- [Supplied material]:
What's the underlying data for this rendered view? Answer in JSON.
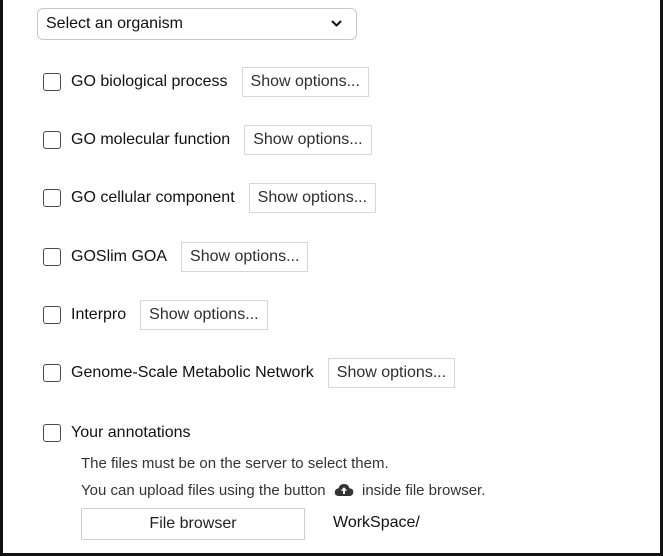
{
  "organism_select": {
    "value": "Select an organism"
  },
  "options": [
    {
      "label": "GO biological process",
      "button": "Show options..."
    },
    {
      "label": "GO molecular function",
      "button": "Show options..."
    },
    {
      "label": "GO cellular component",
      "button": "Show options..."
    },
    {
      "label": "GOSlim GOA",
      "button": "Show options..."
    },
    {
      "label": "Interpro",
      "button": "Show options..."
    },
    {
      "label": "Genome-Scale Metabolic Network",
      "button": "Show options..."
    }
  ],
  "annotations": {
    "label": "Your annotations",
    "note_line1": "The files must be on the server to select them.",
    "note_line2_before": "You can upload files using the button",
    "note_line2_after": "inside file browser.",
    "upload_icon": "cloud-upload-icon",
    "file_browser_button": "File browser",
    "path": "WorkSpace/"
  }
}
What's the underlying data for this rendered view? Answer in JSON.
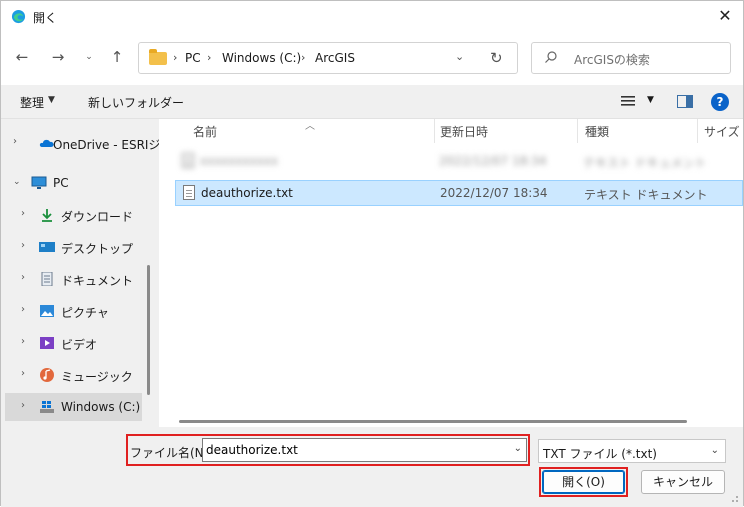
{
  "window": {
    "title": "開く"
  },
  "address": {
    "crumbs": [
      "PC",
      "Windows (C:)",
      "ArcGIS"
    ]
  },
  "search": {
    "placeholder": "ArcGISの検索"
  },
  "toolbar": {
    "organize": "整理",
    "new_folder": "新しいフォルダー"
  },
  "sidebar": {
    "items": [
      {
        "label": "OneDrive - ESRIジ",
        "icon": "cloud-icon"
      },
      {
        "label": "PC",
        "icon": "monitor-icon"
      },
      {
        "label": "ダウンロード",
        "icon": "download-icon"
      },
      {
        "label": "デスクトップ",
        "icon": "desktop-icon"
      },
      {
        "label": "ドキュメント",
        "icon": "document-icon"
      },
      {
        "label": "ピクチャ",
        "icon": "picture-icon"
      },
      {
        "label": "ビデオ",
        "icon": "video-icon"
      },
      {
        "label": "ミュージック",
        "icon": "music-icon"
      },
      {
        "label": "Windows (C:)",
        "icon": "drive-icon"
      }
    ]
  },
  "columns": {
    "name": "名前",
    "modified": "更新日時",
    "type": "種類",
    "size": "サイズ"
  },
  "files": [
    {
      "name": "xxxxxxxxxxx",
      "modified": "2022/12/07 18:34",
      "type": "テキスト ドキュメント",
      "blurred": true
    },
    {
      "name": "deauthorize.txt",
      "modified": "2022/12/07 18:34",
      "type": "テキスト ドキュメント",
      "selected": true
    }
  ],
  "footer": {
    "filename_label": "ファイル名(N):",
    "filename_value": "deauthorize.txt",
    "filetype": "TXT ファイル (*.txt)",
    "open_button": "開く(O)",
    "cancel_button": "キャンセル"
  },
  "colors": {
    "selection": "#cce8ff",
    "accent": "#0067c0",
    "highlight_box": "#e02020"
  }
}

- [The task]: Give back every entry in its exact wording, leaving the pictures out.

- [Task output]:
What's the underlying data for this rendered view? Answer in JSON.
{
  "organism_select": {
    "value": "Select an organism"
  },
  "options": [
    {
      "label": "GO biological process",
      "button": "Show options..."
    },
    {
      "label": "GO molecular function",
      "button": "Show options..."
    },
    {
      "label": "GO cellular component",
      "button": "Show options..."
    },
    {
      "label": "GOSlim GOA",
      "button": "Show options..."
    },
    {
      "label": "Interpro",
      "button": "Show options..."
    },
    {
      "label": "Genome-Scale Metabolic Network",
      "button": "Show options..."
    }
  ],
  "annotations": {
    "label": "Your annotations",
    "note_line1": "The files must be on the server to select them.",
    "note_line2_before": "You can upload files using the button",
    "note_line2_after": "inside file browser.",
    "upload_icon": "cloud-upload-icon",
    "file_browser_button": "File browser",
    "path": "WorkSpace/"
  }
}
What's the underlying data for this rendered view? Answer in JSON.
{
  "window": {
    "title": "開く"
  },
  "address": {
    "crumbs": [
      "PC",
      "Windows (C:)",
      "ArcGIS"
    ]
  },
  "search": {
    "placeholder": "ArcGISの検索"
  },
  "toolbar": {
    "organize": "整理",
    "new_folder": "新しいフォルダー"
  },
  "sidebar": {
    "items": [
      {
        "label": "OneDrive - ESRIジ",
        "icon": "cloud-icon"
      },
      {
        "label": "PC",
        "icon": "monitor-icon"
      },
      {
        "label": "ダウンロード",
        "icon": "download-icon"
      },
      {
        "label": "デスクトップ",
        "icon": "desktop-icon"
      },
      {
        "label": "ドキュメント",
        "icon": "document-icon"
      },
      {
        "label": "ピクチャ",
        "icon": "picture-icon"
      },
      {
        "label": "ビデオ",
        "icon": "video-icon"
      },
      {
        "label": "ミュージック",
        "icon": "music-icon"
      },
      {
        "label": "Windows (C:)",
        "icon": "drive-icon"
      }
    ]
  },
  "columns": {
    "name": "名前",
    "modified": "更新日時",
    "type": "種類",
    "size": "サイズ"
  },
  "files": [
    {
      "name": "xxxxxxxxxxx",
      "modified": "2022/12/07 18:34",
      "type": "テキスト ドキュメント",
      "blurred": true
    },
    {
      "name": "deauthorize.txt",
      "modified": "2022/12/07 18:34",
      "type": "テキスト ドキュメント",
      "selected": true
    }
  ],
  "footer": {
    "filename_label": "ファイル名(N):",
    "filename_value": "deauthorize.txt",
    "filetype": "TXT ファイル (*.txt)",
    "open_button": "開く(O)",
    "cancel_button": "キャンセル"
  },
  "colors": {
    "selection": "#cce8ff",
    "accent": "#0067c0",
    "highlight_box": "#e02020"
  }
}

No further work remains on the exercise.